Data excerpts:
--

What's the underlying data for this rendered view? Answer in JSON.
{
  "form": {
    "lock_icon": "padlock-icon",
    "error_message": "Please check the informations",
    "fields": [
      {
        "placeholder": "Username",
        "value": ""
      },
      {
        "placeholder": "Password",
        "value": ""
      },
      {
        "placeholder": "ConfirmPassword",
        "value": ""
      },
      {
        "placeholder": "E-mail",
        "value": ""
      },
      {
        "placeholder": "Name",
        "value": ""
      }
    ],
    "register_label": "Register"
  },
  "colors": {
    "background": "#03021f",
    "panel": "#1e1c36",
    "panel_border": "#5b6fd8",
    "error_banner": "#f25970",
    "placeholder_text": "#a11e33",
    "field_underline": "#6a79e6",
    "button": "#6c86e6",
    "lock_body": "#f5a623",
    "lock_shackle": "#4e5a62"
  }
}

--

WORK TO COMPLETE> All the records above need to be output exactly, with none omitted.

RESULT FOR THIS TASK>
What's the underlying data for this rendered view? Answer in JSON.
{
  "form": {
    "lock_icon": "padlock-icon",
    "error_message": "Please check the informations",
    "fields": [
      {
        "placeholder": "Username",
        "value": ""
      },
      {
        "placeholder": "Password",
        "value": ""
      },
      {
        "placeholder": "ConfirmPassword",
        "value": ""
      },
      {
        "placeholder": "E-mail",
        "value": ""
      },
      {
        "placeholder": "Name",
        "value": ""
      }
    ],
    "register_label": "Register"
  },
  "colors": {
    "background": "#03021f",
    "panel": "#1e1c36",
    "panel_border": "#5b6fd8",
    "error_banner": "#f25970",
    "placeholder_text": "#a11e33",
    "field_underline": "#6a79e6",
    "button": "#6c86e6",
    "lock_body": "#f5a623",
    "lock_shackle": "#4e5a62"
  }
}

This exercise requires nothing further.